Your objective: Everything in the listing below should be repeated verbatim, apart from the pictures.
== Segment start ==
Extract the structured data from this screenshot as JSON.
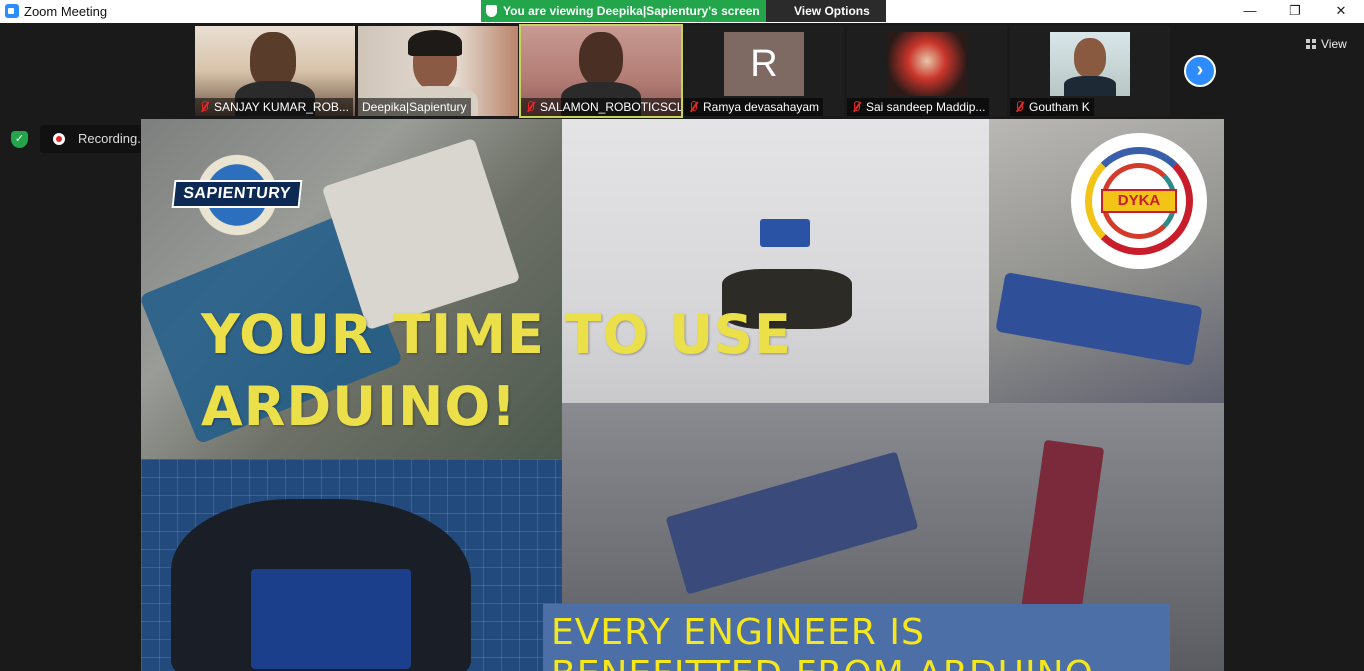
{
  "window": {
    "title": "Zoom Meeting",
    "minimize_glyph": "—",
    "maximize_glyph": "❐",
    "close_glyph": "✕"
  },
  "share_banner": {
    "text": "You are viewing Deepika|Sapientury's screen",
    "view_options_label": "View Options",
    "chevron": "⌄",
    "color": "#23a64b"
  },
  "participants": [
    {
      "name": "SANJAY KUMAR_ROB...",
      "muted": true,
      "avatar": null
    },
    {
      "name": "Deepika|Sapientury",
      "muted": false,
      "avatar": null
    },
    {
      "name": "SALAMON_ROBOTICSCL...",
      "muted": true,
      "avatar": null,
      "active_speaker": true
    },
    {
      "name": "Ramya devasahayam",
      "muted": true,
      "avatar": "R"
    },
    {
      "name": "Sai sandeep Maddip...",
      "muted": true,
      "avatar": null
    },
    {
      "name": "Goutham K",
      "muted": true,
      "avatar": null
    }
  ],
  "controls": {
    "next_page_glyph": "›",
    "view_label": "View",
    "recording_label": "Recording...",
    "pause_glyph": "❚❚",
    "stop_glyph": "■",
    "security_glyph": "✓"
  },
  "slide": {
    "logo_left": "SAPIENTURY",
    "logo_right": "DYKA",
    "headline_line1": "YOUR TIME TO USE",
    "headline_line2": "ARDUINO!",
    "caption_line1": "EVERY ENGINEER IS",
    "caption_line2": "BENEFITTED FROM ARDUINO",
    "headline_color": "#ece04a",
    "caption_color": "#f6e71a"
  },
  "icons": {
    "app": "zoom-app-icon",
    "mute": "mic-muted-icon",
    "next": "chevron-right-icon",
    "view": "grid-icon",
    "security": "shield-check-icon",
    "record": "record-icon"
  }
}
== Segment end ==
Result of this task:
Extract the structured data from this screenshot as JSON.
{
  "window": {
    "title": "Zoom Meeting",
    "minimize_glyph": "—",
    "maximize_glyph": "❐",
    "close_glyph": "✕"
  },
  "share_banner": {
    "text": "You are viewing Deepika|Sapientury's screen",
    "view_options_label": "View Options",
    "chevron": "⌄",
    "color": "#23a64b"
  },
  "participants": [
    {
      "name": "SANJAY KUMAR_ROB...",
      "muted": true,
      "avatar": null
    },
    {
      "name": "Deepika|Sapientury",
      "muted": false,
      "avatar": null
    },
    {
      "name": "SALAMON_ROBOTICSCL...",
      "muted": true,
      "avatar": null,
      "active_speaker": true
    },
    {
      "name": "Ramya devasahayam",
      "muted": true,
      "avatar": "R"
    },
    {
      "name": "Sai sandeep Maddip...",
      "muted": true,
      "avatar": null
    },
    {
      "name": "Goutham K",
      "muted": true,
      "avatar": null
    }
  ],
  "controls": {
    "next_page_glyph": "›",
    "view_label": "View",
    "recording_label": "Recording...",
    "pause_glyph": "❚❚",
    "stop_glyph": "■",
    "security_glyph": "✓"
  },
  "slide": {
    "logo_left": "SAPIENTURY",
    "logo_right": "DYKA",
    "headline_line1": "YOUR TIME TO USE",
    "headline_line2": "ARDUINO!",
    "caption_line1": "EVERY ENGINEER IS",
    "caption_line2": "BENEFITTED FROM ARDUINO",
    "headline_color": "#ece04a",
    "caption_color": "#f6e71a"
  },
  "icons": {
    "app": "zoom-app-icon",
    "mute": "mic-muted-icon",
    "next": "chevron-right-icon",
    "view": "grid-icon",
    "security": "shield-check-icon",
    "record": "record-icon"
  }
}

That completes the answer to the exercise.